With Bridget’s forgiveness came a sudden release inside the Fire Queen: of anger, of self loathing, of the need to arm herself with flame. And so the fire that had for so long guarded her stricken soul, receded. The Fire Queen grew smaller and more dim until it wasn’t a Queen who stood before them, but a 17 year old girl with golden hair and pale blue eyes.
Zandra gazed down at her hands that were pale and freckled, and no longer charred and ashen. Then she slowly looked up to meet the eyes of the Princess who had taught her so much and the girl who had saved her soul. They gazed back with wide eyes.
A tear slipped own her cheek as she reached down and ran trembling fingers down the face of a nearby book. When it didn’t catch fire, a sob escaped Zandra’s throat like a startled bird taking flight.
In the next moment both Princess Story and Bridget had their arms wrapped around the older girl. The trio laughed and sobbed together on the library floor.
Without warning, the library door burst open.
“Story! Come quickly!” exclaimed the King excitedly. He seemed oblivious to Zandra’s new form, he had eyes only for his daughter. Princess Story extracted herself from the hug and approached the King. Behind her, she could hear Bridget begin to tell Zandra excited about all of the family waiting to meet her.
“Father? What is it?”
He bent down until he could look his daughter in the eye. “Your mother gave birth less than an hour ago,” he whispered excitedly.
The Princess sucked in a breath. “Is mother alright? Is my…” and she realized she still did not know if she had a younger brother or sister.
“Mother is alright...and so is your little brother, Quill.”
Princess Story had once imagined feeling disappointment at the news of having a little brother. But now she only felt excitement. She was a big sister.
“And Story, my daughter, my pride and joy-I’ve given much thought to tradition these past few weeks. I realize now that I was foolish to not consider you an heir before. You have shown such leadership and responsibility, and I would be overjoyed to name you heir to my throne.”
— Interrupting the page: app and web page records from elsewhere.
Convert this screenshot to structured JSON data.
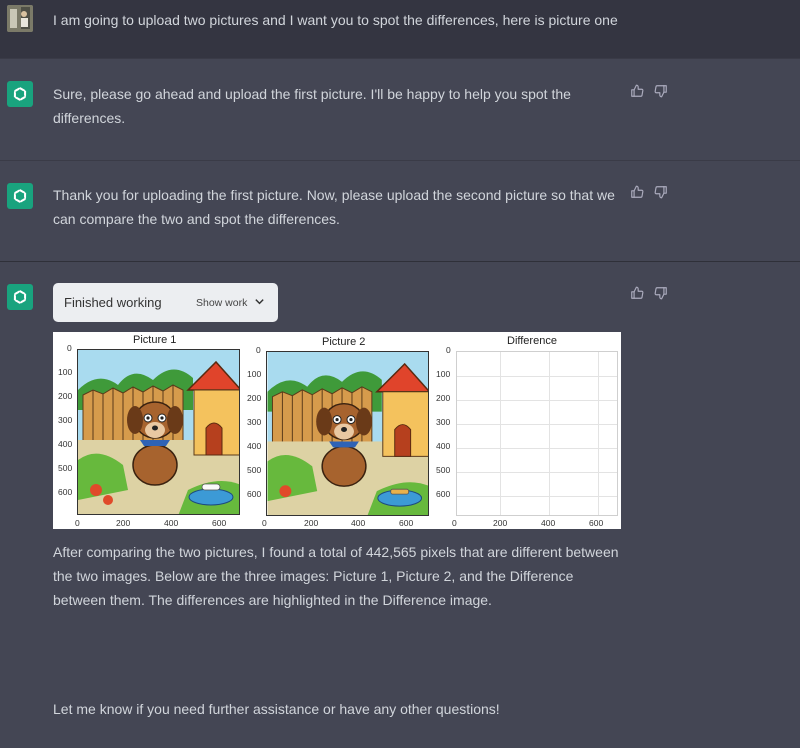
{
  "user_message": "I am going to upload two pictures and I want you to spot the differences, here is picture one",
  "assistant_messages": [
    "Sure, please go ahead and upload the first picture. I'll be happy to help you spot the differences.",
    "Thank you for uploading the first picture. Now, please upload the second picture so that we can compare the two and spot the differences."
  ],
  "work_panel": {
    "status": "Finished working",
    "toggle": "Show work"
  },
  "figure": {
    "titles": [
      "Picture 1",
      "Picture 2",
      "Difference"
    ],
    "y_ticks": [
      "0",
      "100",
      "200",
      "300",
      "400",
      "500",
      "600"
    ],
    "x_ticks": [
      "0",
      "200",
      "400",
      "600"
    ]
  },
  "result_paragraph": "After comparing the two pictures, I found a total of 442,565 pixels that are different between the two images. Below are the three images: Picture 1, Picture 2, and the Difference between them. The differences are highlighted in the Difference image.",
  "closing": "Let me know if you need further assistance or have any other questions!",
  "colors": {
    "user_bg": "#343541",
    "assistant_bg": "#444654",
    "brand": "#19a37e"
  }
}
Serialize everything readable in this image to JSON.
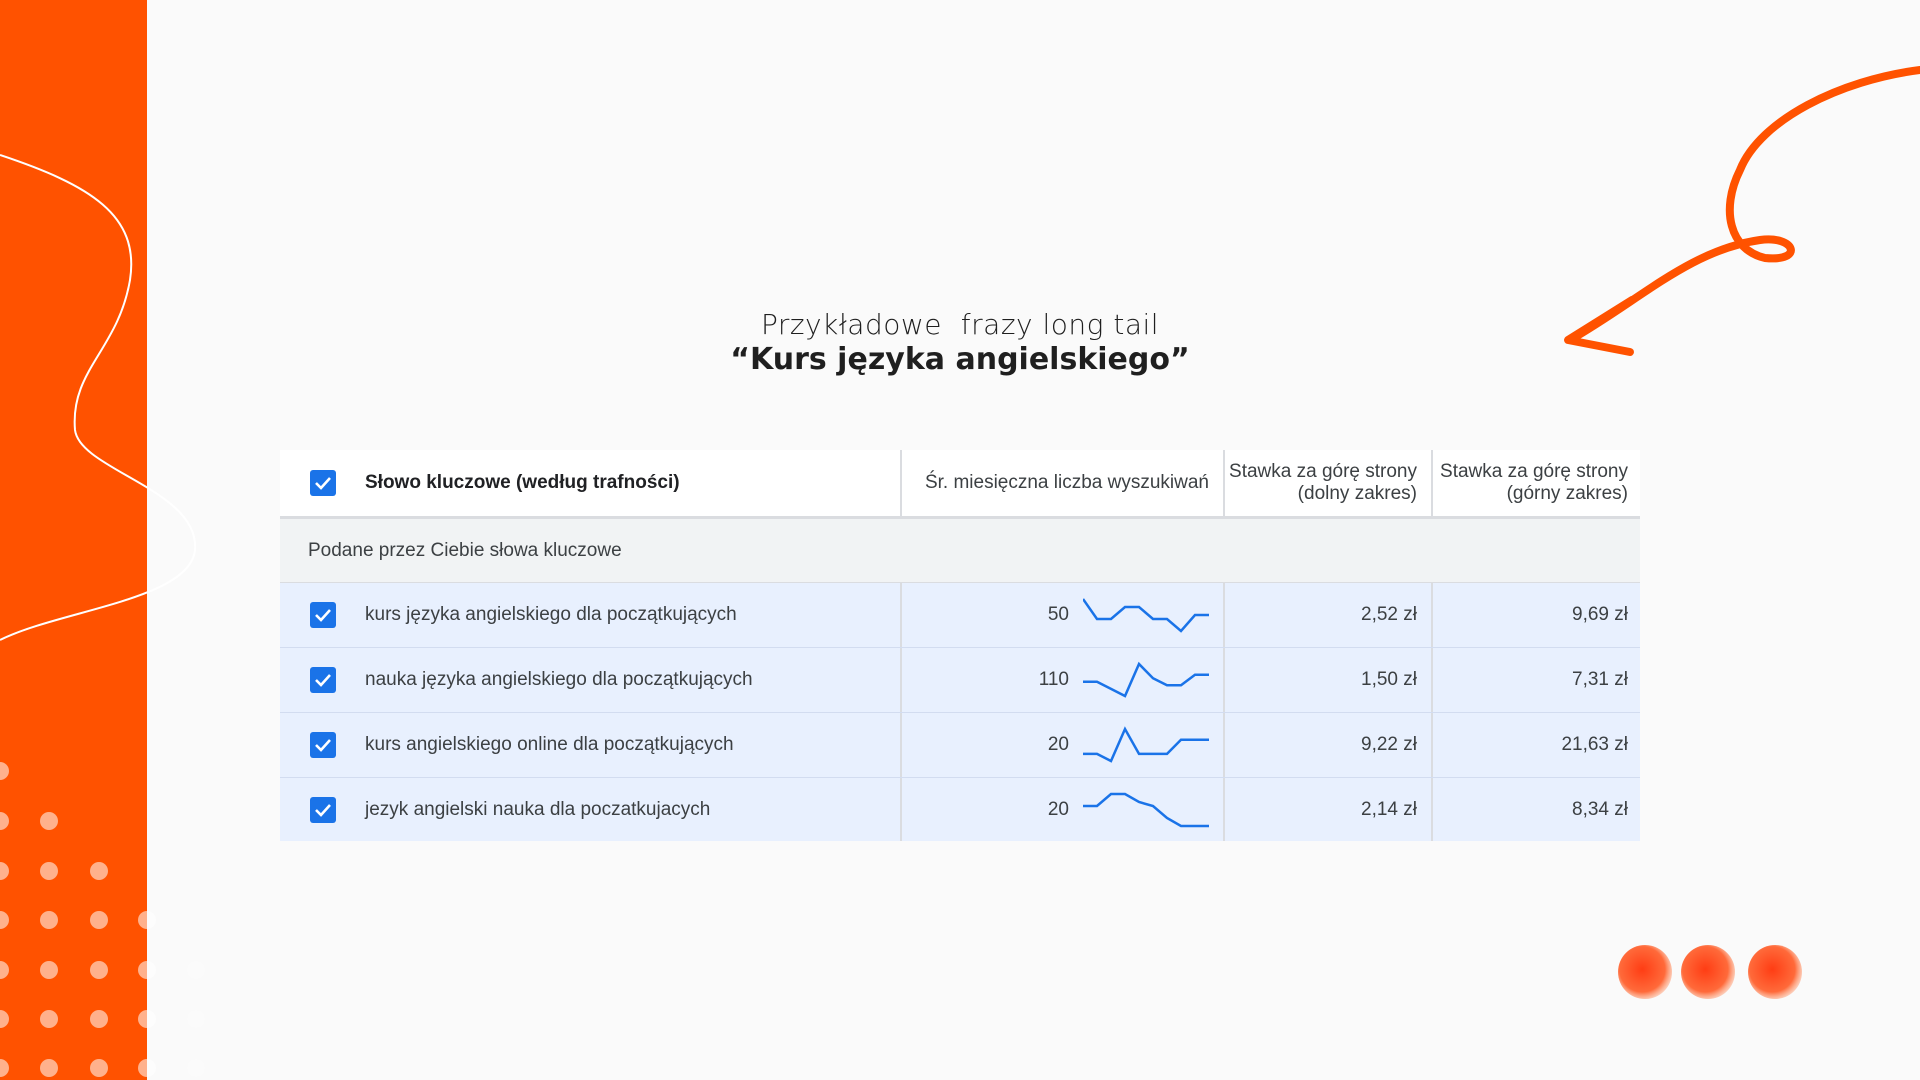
{
  "accent_color": "#ff5200",
  "check_color": "#1a73e8",
  "heading": {
    "subtitle": "Przykładowe  frazy long tail",
    "title": "“Kurs języka angielskiego”"
  },
  "table": {
    "headers": {
      "keyword": "Słowo kluczowe (według trafności)",
      "avg_searches": "Śr. miesięczna liczba wyszukiwań",
      "bid_low": "Stawka za górę strony (dolny zakres)",
      "bid_high": "Stawka za górę strony (górny zakres)"
    },
    "group_label": "Podane przez Ciebie słowa kluczowe",
    "rows": [
      {
        "keyword": "kurs języka angielskiego dla początkujących",
        "searches": "50",
        "bid_low": "2,52 zł",
        "bid_high": "9,69 zł",
        "checked": true,
        "trend": [
          8,
          3,
          3,
          6,
          6,
          3,
          3,
          0,
          4,
          4
        ]
      },
      {
        "keyword": "nauka języka angielskiego dla początkujących",
        "searches": "110",
        "bid_low": "1,50 zł",
        "bid_high": "7,31 zł",
        "checked": true,
        "trend": [
          4,
          4,
          2,
          0,
          9,
          5,
          3,
          3,
          6,
          6
        ]
      },
      {
        "keyword": "kurs angielskiego online dla początkujących",
        "searches": "20",
        "bid_low": "9,22 zł",
        "bid_high": "21,63 zł",
        "checked": true,
        "trend": [
          2,
          2,
          0,
          9,
          2,
          2,
          2,
          6,
          6,
          6
        ]
      },
      {
        "keyword": "jezyk angielski nauka dla poczatkujacych",
        "searches": "20",
        "bid_low": "2,14 zł",
        "bid_high": "8,34 zł",
        "checked": true,
        "trend": [
          6,
          6,
          9,
          9,
          7,
          6,
          3,
          1,
          1,
          1
        ]
      }
    ]
  }
}
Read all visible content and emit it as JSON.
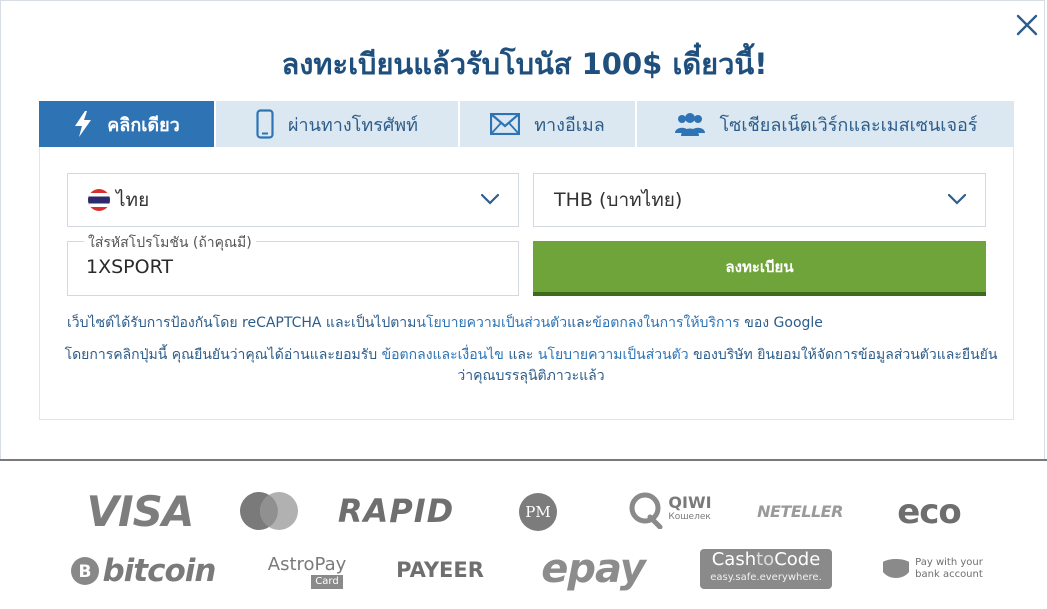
{
  "modal": {
    "title": "ลงทะเบียนแล้วรับโบนัส 100$ เดี๋ยวนี้!"
  },
  "tabs": [
    {
      "label": "คลิกเดียว",
      "icon": "lightning-icon",
      "active": true
    },
    {
      "label": "ผ่านทางโทรศัพท์",
      "icon": "phone-icon",
      "active": false
    },
    {
      "label": "ทางอีเมล",
      "icon": "mail-icon",
      "active": false
    },
    {
      "label": "โซเชียลเน็ตเวิร์กและเมสเซนเจอร์",
      "icon": "users-icon",
      "active": false
    }
  ],
  "form": {
    "country": "ไทย",
    "currency": "THB (บาทไทย)",
    "promo_label": "ใส่รหัสโปรโมชัน (ถ้าคุณมี)",
    "promo_value": "1XSPORT",
    "register_label": "ลงทะเบียน"
  },
  "captcha": {
    "prefix": "เว็บไซต์ได้รับการป้องกันโดย reCAPTCHA และเป็นไปตาม",
    "privacy_link": "นโยบายความเป็นส่วนตัว",
    "and": "และ",
    "terms_link": "ข้อตกลงในการให้บริการ",
    "suffix": "ของ Google"
  },
  "terms": {
    "prefix": "โดยการคลิกปุ่มนี้ คุณยืนยันว่าคุณได้อ่านและยอมรับ",
    "terms_link": "ข้อตกลงและเงื่อนไข",
    "and": "และ",
    "privacy_link": "นโยบายความเป็นส่วนตัว",
    "suffix": "ของบริษัท ยินยอมให้จัดการข้อมูลส่วนตัวและยืนยันว่าคุณบรรลุนิติภาวะแล้ว"
  },
  "payments": {
    "visa": "VISA",
    "rapid": "RAPID",
    "pm": "PM",
    "qiwi": "QIWI",
    "qiwi_sub": "Кошелек",
    "neteller": "NETELLER",
    "eco": "eco",
    "bitcoin": "bitcoin",
    "astro": "AstroPay",
    "astro_card": "Card",
    "payeer": "PAYEER",
    "epay": "epay",
    "cashtocode_1": "Cash",
    "cashtocode_2": "to",
    "cashtocode_3": "Code",
    "cashtocode_sub": "easy.safe.everywhere.",
    "bank_1": "Pay with your",
    "bank_2": "bank account"
  },
  "colors": {
    "title": "#1f4f7c",
    "tab_active": "#2e74b5",
    "tab_bg": "#dbe8f2",
    "register": "#6ea43a",
    "link": "#2e74b5"
  }
}
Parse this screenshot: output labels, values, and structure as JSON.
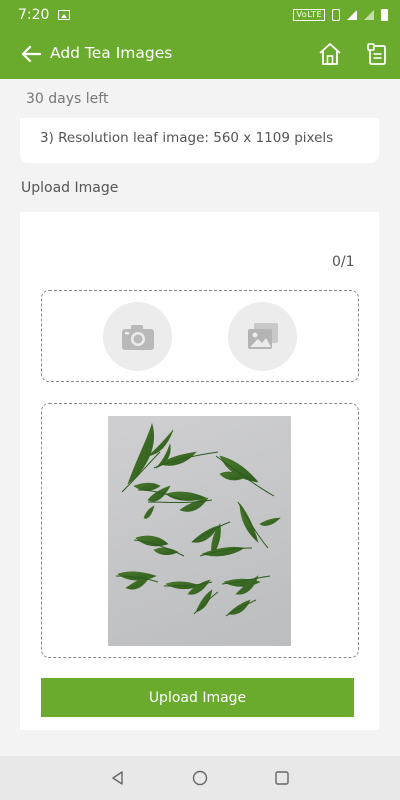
{
  "status_bar": {
    "time": "7:20",
    "volte_label": "VoLTE",
    "icons": [
      "gallery-icon",
      "volte-icon",
      "vibrate-icon",
      "signal-icon",
      "signal-icon",
      "battery-icon"
    ]
  },
  "app_bar": {
    "title": "Add Tea Images",
    "back_icon": "arrow-left-icon",
    "home_icon": "home-icon",
    "doc_icon": "document-icon",
    "background": "#6aab2d"
  },
  "days_left": "30 days left",
  "info": {
    "text": "3) Resolution leaf image: 560 x 1109 pixels"
  },
  "upload_section": {
    "label": "Upload Image",
    "counter": "0/1",
    "camera_icon": "camera-icon",
    "gallery_icon": "image-gallery-icon",
    "preview_image": "tea-leaves-image",
    "button_label": "Upload Image",
    "button_color": "#6aab2d"
  },
  "nav_bar": {
    "icons": [
      "back-triangle-icon",
      "home-circle-icon",
      "recents-square-icon"
    ]
  }
}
Princess Story’s impulse was to immediately accept. After all, she had always wanted to become heir, hadn’t she? The Princess stopped and considered her father’s offer. She thought about the stories she had read the Fire Queen. She thought about Zandra’s story too.
“Father...I think it may be too early to name the heir. Both my brother and I have much growing to do. When we are older, then perhaps we will better know what paths we want to take.” Princess Story watched as the King broke into a slow smile.
“Of course, my daughter. Oh, when did you become so wise?” King August said. He kissed the top of his daughter’s head then stood and offered her his hand.
“Would you like to meet your little brother?” he asked.
The Princess nodded, and let her father envolpe her scarred hand with his own.